Why is it that everything has to be racialized? Here`s the headline over an Associated Press story: "Texas Black Woman Scheduled for Execution." "Texas Black Woman"? Why not just "Texas Woman"? She murdered her family. What does her race have to do with it?

I`m afraid Jay gets a little carried away with this color-blind thing. While Justice should be color-blind, crime reporting needn`t be. The NAACP certainly claims they see a link between race and the death penalty.

But reporters not only "racialize" capital punishment, for political effect, they "de-racialize" crime.

Frances Newton killed her husband and her two small children for the insurance money in 1987.

I was able to track down the 1987-88 headlines about the murder in the Houston Chronicle`s archive and none of them said anything like "Black Woman Kills Her Whole Family." They said nothing about here race at all.

They said as follows

  • Woman charged in shooting deaths of husband, 2 children
  • Mom stood to benefit, says agent/Murder trial lists insurance policies
  • Wife admits hiding gun, denies killing mate, two children
  • Woman convicted in killing husband, her two children
  • Jury finds woman guilty in deaths of husband, kids
  • Jury gives Newton death in slayings of her family
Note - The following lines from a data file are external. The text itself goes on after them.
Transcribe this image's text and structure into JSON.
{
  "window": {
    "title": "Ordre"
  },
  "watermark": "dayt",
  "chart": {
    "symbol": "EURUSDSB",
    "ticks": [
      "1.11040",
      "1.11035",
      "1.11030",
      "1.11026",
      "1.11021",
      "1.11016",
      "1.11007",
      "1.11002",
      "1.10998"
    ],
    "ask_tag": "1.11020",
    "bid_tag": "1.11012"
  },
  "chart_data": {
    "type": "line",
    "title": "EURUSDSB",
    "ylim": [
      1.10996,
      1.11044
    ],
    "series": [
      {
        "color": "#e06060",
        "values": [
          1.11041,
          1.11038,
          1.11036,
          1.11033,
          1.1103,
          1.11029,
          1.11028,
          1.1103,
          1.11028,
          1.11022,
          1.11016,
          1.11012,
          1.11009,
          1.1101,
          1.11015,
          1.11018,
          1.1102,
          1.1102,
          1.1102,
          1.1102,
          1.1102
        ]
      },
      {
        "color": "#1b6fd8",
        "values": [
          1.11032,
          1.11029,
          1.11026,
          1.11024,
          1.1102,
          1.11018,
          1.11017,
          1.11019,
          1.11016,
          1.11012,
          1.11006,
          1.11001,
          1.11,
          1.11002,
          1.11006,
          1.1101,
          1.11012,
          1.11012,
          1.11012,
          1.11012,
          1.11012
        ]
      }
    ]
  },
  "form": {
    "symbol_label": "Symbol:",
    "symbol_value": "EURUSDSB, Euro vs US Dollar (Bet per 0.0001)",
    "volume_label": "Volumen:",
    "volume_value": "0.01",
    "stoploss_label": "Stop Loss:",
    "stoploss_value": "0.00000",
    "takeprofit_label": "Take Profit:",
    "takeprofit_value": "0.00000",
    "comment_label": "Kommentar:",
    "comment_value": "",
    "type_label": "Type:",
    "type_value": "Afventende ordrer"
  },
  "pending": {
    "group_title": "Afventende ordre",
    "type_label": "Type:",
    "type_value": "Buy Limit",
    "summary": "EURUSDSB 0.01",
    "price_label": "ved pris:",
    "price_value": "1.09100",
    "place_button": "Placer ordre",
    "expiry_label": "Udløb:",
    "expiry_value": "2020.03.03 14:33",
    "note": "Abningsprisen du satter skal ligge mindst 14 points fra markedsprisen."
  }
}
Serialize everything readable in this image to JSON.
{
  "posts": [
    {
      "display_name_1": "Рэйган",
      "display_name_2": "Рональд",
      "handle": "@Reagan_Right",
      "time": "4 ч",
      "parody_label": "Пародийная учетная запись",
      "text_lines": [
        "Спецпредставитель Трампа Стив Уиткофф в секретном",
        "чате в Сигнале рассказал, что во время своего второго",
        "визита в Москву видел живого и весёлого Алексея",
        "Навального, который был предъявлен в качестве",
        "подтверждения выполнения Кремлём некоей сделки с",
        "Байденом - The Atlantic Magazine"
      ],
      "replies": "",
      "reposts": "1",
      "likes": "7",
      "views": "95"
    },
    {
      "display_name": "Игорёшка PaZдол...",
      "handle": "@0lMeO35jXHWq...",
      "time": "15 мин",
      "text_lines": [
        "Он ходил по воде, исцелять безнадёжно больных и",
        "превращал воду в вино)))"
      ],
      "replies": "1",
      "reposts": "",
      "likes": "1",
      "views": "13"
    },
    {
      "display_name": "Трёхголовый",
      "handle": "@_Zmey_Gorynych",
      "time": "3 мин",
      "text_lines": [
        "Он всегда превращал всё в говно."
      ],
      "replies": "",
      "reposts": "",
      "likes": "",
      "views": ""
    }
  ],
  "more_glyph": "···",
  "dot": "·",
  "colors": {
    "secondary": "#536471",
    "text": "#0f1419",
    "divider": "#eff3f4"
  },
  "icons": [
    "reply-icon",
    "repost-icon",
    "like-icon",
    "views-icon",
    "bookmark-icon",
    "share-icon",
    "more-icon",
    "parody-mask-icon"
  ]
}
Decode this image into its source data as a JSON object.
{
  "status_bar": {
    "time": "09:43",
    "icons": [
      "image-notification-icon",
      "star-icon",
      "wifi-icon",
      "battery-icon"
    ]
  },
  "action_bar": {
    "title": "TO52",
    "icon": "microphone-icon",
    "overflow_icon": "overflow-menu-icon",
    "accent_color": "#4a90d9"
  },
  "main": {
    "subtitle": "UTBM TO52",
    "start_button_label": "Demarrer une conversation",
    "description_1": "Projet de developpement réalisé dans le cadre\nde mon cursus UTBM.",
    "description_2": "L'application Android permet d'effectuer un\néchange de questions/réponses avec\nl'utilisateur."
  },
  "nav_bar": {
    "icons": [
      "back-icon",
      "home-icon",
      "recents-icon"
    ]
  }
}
So, you see, the press can avoid racializing things: it just depends on the outcome they`re trying to achieve.